PROBLEM DESCRIPTION = Each line that includes "arrow" must be copied from the records.
RECORDED DATA START
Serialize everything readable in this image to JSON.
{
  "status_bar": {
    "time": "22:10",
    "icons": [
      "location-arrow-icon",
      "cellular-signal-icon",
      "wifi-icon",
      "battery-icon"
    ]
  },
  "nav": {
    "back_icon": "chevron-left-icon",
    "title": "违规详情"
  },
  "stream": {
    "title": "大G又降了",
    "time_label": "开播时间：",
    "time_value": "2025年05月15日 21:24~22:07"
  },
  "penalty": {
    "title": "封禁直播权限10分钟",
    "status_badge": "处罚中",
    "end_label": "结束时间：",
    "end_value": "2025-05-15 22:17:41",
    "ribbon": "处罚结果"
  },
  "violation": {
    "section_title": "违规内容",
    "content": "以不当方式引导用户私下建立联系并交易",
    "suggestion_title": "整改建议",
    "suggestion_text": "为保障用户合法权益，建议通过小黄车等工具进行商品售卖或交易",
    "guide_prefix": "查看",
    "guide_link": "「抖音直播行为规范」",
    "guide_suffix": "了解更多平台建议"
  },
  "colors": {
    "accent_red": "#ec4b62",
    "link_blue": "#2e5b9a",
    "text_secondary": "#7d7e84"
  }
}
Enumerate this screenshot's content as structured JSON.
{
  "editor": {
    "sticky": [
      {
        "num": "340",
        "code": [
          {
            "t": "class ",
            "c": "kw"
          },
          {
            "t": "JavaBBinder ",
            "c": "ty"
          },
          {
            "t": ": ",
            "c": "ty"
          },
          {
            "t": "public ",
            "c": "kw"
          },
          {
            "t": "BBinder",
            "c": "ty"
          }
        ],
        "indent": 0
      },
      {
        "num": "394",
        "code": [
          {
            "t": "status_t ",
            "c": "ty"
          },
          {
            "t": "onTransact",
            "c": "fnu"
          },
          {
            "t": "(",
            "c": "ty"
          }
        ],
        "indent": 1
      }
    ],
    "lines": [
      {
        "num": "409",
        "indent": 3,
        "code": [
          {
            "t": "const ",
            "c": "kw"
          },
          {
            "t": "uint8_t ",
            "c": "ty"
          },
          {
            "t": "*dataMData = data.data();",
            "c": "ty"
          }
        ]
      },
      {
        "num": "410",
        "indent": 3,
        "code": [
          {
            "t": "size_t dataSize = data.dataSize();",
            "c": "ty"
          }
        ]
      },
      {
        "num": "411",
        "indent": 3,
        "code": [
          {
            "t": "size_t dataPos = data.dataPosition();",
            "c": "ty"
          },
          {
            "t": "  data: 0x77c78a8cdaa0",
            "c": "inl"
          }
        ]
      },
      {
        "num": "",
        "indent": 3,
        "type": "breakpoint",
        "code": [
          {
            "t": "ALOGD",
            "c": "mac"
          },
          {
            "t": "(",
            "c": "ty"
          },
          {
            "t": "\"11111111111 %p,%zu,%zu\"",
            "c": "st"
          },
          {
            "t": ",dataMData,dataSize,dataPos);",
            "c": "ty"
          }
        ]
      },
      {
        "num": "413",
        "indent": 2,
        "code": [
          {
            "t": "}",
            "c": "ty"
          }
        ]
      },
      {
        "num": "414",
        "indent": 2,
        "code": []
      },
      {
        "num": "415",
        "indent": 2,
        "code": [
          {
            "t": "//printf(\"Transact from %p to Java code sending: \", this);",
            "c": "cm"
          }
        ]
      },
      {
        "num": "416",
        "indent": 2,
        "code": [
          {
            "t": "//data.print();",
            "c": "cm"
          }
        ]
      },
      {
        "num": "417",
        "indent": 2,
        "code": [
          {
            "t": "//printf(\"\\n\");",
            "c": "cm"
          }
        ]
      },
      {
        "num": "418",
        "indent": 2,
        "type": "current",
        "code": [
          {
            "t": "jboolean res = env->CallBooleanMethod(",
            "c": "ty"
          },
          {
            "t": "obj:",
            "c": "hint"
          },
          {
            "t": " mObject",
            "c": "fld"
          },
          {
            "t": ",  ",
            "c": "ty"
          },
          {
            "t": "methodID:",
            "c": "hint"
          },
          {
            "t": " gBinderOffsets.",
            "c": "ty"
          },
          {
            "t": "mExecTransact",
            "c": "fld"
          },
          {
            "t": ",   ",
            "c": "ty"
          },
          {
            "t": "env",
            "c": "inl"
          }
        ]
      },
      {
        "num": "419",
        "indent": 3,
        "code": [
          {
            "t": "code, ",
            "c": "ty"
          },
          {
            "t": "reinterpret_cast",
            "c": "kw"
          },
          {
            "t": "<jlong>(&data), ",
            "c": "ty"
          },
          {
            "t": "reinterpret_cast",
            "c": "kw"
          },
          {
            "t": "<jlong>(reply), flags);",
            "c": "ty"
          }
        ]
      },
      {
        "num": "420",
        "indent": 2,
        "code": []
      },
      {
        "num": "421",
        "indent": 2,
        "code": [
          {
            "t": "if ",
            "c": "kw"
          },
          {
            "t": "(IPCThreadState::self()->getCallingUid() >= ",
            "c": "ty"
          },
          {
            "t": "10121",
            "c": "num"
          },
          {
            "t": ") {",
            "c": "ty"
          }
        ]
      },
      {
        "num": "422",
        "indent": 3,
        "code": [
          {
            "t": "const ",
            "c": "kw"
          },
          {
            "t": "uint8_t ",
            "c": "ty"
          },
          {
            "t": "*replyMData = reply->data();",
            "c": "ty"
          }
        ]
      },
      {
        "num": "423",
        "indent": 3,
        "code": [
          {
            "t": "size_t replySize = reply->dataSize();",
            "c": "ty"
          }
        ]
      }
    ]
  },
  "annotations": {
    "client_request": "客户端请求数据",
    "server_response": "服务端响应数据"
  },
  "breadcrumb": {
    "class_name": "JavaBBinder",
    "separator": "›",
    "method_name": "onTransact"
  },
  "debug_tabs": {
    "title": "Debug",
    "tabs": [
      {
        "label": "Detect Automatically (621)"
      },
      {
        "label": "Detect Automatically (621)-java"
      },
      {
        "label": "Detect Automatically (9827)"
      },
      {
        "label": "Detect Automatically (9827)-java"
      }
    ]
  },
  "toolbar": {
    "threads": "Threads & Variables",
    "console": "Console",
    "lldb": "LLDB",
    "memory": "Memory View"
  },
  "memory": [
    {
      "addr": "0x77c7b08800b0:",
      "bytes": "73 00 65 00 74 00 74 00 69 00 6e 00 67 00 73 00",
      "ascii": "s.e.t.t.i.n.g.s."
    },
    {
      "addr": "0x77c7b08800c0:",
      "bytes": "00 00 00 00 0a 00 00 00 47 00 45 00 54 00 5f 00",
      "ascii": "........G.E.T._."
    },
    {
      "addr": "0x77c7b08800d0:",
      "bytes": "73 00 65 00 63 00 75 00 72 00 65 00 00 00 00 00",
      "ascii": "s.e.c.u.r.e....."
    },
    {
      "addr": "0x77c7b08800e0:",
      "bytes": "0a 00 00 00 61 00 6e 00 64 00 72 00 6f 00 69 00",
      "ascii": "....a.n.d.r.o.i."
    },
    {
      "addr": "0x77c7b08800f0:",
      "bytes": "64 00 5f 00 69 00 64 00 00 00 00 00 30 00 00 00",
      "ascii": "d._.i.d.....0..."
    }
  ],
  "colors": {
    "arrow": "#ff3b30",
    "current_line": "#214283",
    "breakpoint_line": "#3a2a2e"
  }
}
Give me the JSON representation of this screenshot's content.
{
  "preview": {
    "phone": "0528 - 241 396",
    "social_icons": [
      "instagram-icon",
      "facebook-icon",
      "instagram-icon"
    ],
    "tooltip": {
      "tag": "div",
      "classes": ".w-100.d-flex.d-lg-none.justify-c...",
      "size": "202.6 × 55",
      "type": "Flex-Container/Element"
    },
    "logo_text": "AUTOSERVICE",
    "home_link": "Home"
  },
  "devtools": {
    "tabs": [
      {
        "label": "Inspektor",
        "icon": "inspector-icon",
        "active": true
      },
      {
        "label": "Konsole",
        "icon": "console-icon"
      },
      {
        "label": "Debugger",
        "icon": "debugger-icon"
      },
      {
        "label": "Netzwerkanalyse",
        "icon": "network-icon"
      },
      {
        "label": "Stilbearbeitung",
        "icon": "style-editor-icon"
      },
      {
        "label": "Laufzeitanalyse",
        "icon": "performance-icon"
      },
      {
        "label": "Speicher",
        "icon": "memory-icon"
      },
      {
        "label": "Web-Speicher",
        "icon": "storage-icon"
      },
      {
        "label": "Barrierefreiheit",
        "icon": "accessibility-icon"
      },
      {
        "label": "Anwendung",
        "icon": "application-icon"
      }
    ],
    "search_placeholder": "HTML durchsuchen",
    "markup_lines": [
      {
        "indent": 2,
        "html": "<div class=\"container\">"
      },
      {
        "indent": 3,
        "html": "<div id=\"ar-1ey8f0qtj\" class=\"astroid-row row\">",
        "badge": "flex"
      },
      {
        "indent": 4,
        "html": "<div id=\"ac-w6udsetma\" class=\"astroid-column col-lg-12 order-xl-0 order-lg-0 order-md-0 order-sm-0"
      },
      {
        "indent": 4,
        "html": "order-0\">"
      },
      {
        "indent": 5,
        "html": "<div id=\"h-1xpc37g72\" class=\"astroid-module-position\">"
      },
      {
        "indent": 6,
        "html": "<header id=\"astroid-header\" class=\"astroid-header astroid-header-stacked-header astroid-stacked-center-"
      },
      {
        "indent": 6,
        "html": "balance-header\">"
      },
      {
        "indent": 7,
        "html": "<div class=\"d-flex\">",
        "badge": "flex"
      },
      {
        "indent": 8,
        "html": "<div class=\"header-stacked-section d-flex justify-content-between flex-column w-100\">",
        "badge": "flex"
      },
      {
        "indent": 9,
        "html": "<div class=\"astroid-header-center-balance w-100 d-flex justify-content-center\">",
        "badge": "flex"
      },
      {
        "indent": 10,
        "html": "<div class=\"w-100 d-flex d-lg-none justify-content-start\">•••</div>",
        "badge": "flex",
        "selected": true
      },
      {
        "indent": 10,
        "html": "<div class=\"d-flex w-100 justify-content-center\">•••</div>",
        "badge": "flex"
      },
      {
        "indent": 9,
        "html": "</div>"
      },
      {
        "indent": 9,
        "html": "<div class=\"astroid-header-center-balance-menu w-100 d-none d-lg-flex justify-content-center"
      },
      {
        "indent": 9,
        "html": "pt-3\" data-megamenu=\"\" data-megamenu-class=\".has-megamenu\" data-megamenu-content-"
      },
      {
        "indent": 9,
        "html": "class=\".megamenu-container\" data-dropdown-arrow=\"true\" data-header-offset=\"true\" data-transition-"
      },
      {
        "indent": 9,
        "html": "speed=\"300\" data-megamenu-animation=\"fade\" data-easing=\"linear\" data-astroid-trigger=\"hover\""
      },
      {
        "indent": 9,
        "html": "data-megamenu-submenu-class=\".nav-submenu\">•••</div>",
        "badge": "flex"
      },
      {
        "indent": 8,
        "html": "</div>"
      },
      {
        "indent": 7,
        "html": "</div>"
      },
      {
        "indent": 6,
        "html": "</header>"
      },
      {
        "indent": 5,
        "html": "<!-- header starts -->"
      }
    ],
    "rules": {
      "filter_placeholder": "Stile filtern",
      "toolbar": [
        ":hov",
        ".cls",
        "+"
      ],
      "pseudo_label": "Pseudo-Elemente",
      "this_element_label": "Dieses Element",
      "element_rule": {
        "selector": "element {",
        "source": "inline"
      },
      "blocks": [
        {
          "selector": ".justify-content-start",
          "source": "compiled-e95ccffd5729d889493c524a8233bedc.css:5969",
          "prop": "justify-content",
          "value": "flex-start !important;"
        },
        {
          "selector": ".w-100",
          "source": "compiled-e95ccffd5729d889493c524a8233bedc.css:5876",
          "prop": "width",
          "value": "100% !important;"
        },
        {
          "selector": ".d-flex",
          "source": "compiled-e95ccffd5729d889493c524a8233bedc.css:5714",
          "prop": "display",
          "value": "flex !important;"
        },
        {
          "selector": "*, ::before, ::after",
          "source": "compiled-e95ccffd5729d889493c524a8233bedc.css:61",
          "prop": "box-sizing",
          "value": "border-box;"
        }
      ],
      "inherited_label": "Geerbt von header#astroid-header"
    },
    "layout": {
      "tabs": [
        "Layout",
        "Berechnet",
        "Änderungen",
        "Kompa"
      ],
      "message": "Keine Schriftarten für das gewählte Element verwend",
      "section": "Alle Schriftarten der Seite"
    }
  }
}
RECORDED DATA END
ANSWER TO THIS PROBLEM =
      "location-arrow-icon",
    "arrow": "#ff3b30",
        "html": "class=\".megamenu-container\" data-dropdown-arrow=\"true\" data-header-offset=\"true\" data-transition-"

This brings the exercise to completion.